### Exercise details
Your answer must be every line of the data that contains "проекта".

### Records for the task

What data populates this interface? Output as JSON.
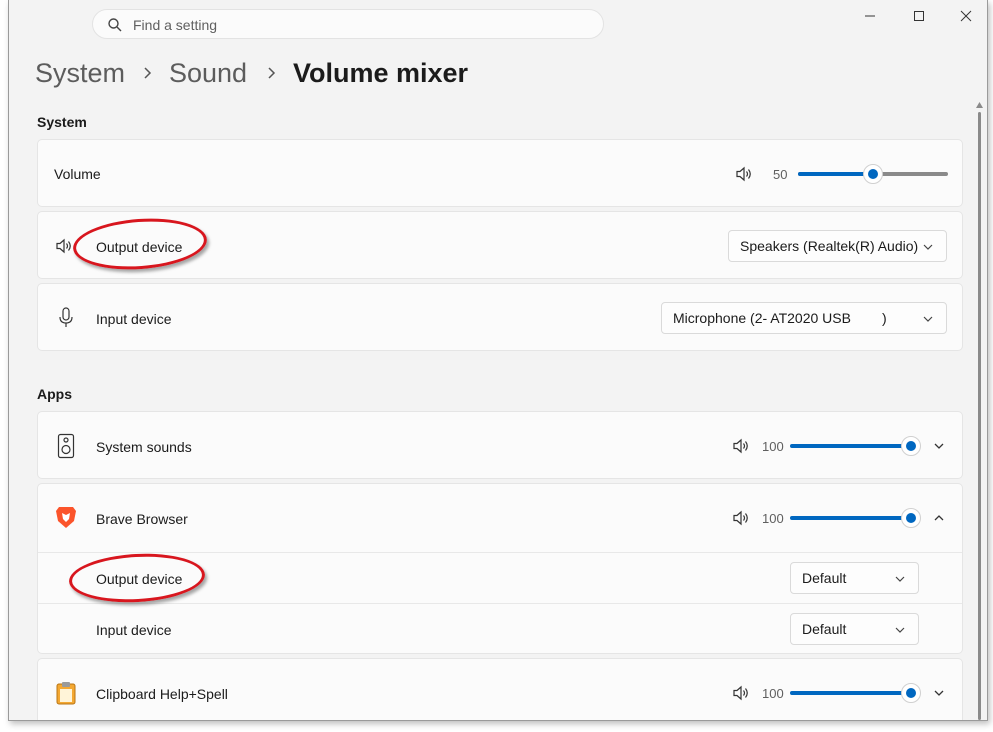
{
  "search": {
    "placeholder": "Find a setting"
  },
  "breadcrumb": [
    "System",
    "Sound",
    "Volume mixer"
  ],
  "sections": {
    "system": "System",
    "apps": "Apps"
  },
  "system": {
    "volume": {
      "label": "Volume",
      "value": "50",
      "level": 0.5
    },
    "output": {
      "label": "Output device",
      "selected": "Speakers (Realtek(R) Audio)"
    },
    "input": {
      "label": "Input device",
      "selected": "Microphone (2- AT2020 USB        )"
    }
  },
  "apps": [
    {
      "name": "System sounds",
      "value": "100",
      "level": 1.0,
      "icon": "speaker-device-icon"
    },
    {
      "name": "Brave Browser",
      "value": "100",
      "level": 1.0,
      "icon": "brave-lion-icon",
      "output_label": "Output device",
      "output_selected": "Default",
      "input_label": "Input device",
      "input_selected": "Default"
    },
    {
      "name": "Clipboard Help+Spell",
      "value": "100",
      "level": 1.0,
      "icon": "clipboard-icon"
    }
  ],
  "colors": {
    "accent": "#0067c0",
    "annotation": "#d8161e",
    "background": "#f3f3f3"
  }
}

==

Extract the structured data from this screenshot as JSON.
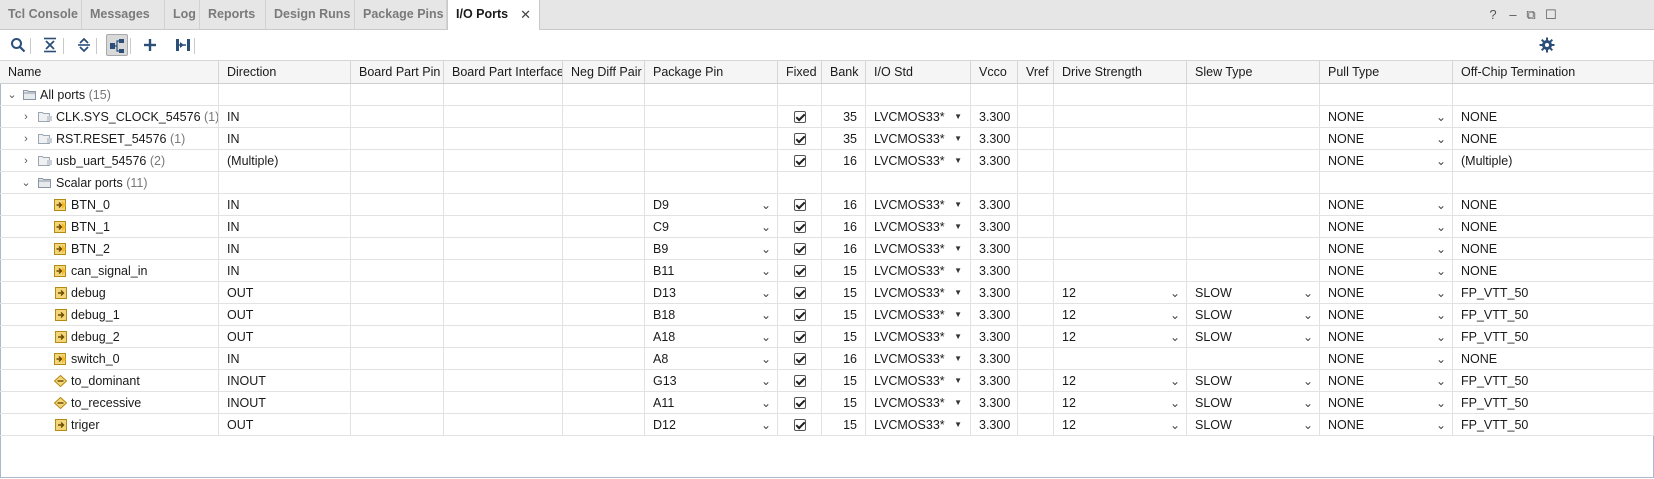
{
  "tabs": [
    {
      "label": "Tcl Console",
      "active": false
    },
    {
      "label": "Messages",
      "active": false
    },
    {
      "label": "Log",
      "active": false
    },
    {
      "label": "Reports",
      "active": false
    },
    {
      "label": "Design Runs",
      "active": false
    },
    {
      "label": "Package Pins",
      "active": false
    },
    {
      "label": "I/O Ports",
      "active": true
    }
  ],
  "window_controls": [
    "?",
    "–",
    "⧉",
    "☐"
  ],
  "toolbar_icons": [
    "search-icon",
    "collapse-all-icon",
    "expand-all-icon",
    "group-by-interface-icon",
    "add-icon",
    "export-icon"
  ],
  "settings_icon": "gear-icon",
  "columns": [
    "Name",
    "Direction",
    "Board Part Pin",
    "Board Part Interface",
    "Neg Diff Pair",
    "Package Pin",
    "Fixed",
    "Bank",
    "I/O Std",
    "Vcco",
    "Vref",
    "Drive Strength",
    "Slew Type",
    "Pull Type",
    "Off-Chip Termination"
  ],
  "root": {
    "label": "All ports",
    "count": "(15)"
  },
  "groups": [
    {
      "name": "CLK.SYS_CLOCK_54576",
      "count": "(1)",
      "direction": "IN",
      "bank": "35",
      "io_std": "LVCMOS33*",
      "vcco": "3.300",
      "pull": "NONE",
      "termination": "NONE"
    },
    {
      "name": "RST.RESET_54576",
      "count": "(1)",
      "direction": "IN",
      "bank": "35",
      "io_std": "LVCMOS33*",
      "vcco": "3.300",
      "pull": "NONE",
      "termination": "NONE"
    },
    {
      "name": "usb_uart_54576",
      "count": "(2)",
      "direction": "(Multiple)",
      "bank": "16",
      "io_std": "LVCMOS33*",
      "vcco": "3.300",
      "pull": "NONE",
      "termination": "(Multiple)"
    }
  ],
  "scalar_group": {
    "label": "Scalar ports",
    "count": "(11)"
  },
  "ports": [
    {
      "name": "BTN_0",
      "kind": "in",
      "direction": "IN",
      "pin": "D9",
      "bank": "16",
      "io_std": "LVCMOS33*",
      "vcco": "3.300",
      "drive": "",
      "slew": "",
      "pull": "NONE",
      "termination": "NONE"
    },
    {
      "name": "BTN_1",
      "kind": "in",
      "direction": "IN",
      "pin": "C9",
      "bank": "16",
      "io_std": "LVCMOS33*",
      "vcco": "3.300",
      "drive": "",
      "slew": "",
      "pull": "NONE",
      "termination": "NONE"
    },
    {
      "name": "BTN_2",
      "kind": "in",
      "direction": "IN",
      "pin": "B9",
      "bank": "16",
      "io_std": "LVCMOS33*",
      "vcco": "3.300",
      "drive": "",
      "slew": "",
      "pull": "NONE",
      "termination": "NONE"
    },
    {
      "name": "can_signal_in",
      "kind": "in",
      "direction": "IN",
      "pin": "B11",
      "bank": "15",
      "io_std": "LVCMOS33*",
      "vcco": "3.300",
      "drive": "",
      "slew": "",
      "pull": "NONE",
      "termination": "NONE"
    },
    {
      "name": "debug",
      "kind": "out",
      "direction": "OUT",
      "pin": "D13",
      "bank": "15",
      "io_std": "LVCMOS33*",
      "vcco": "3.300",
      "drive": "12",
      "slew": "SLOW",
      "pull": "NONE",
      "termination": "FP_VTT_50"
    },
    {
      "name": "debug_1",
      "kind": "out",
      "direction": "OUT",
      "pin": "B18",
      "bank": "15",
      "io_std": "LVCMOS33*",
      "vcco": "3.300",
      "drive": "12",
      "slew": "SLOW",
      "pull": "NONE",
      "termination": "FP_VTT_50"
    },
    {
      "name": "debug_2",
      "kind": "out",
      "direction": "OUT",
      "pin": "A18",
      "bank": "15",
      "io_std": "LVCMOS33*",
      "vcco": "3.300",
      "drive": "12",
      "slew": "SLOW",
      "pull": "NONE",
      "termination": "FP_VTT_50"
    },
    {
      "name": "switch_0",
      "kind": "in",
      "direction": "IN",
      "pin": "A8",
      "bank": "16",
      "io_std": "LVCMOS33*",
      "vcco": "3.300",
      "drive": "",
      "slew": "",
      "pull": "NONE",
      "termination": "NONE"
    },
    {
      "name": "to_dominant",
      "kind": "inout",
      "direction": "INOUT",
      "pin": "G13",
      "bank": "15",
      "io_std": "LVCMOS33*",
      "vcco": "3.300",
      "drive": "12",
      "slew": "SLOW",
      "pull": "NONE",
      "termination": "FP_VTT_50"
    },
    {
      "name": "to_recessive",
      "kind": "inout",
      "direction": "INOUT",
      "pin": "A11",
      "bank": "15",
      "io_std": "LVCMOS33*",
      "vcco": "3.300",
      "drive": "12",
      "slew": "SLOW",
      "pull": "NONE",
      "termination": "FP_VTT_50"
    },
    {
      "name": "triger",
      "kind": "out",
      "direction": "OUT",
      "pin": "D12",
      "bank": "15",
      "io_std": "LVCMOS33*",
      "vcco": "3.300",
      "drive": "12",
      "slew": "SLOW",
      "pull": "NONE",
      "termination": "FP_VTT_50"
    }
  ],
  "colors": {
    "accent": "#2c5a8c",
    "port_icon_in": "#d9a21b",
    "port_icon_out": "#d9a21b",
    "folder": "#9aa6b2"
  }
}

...

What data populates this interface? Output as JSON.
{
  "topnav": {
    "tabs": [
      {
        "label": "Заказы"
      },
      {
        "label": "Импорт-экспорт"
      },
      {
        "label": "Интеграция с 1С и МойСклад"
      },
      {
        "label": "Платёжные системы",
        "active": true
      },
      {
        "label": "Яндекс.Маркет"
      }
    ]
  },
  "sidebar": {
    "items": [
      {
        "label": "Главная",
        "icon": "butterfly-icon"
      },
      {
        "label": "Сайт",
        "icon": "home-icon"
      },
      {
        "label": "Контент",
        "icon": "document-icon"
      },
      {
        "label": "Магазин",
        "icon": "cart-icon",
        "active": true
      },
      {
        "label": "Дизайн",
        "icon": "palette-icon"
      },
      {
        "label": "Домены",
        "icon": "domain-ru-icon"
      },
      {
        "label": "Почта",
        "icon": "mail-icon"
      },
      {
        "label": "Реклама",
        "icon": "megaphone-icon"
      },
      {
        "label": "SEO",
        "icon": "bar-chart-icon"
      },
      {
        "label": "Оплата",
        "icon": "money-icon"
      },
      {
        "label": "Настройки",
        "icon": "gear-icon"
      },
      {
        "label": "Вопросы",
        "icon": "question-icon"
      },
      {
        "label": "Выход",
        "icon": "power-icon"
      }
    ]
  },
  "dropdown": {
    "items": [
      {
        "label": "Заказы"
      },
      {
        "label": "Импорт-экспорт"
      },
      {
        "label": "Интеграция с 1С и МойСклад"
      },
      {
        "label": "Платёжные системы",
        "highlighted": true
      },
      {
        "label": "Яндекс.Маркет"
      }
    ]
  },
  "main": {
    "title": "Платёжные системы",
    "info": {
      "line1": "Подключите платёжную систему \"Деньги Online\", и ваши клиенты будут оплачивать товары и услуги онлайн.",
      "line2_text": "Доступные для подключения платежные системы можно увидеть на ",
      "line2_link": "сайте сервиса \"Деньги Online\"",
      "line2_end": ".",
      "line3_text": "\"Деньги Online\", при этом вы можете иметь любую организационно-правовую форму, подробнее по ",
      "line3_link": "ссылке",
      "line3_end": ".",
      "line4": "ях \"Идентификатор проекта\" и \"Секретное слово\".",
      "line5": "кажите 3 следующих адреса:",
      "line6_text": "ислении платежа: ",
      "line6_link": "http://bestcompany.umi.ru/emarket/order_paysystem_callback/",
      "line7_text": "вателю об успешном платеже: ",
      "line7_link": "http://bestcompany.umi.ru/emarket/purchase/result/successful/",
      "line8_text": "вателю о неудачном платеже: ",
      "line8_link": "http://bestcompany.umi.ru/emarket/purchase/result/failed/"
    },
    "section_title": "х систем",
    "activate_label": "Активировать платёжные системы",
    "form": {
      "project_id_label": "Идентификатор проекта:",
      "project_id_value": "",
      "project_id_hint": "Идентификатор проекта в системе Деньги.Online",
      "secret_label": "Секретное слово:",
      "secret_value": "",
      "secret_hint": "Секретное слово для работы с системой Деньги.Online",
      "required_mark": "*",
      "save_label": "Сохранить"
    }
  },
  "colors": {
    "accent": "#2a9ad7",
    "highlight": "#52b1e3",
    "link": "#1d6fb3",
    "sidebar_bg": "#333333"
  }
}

### Answer section
      "line4": "ях \"Идентификатор проекта\" и \"Секретное слово\".",
      "project_id_label": "Идентификатор проекта:",
      "project_id_hint": "Идентификатор проекта в системе Деньги.Online",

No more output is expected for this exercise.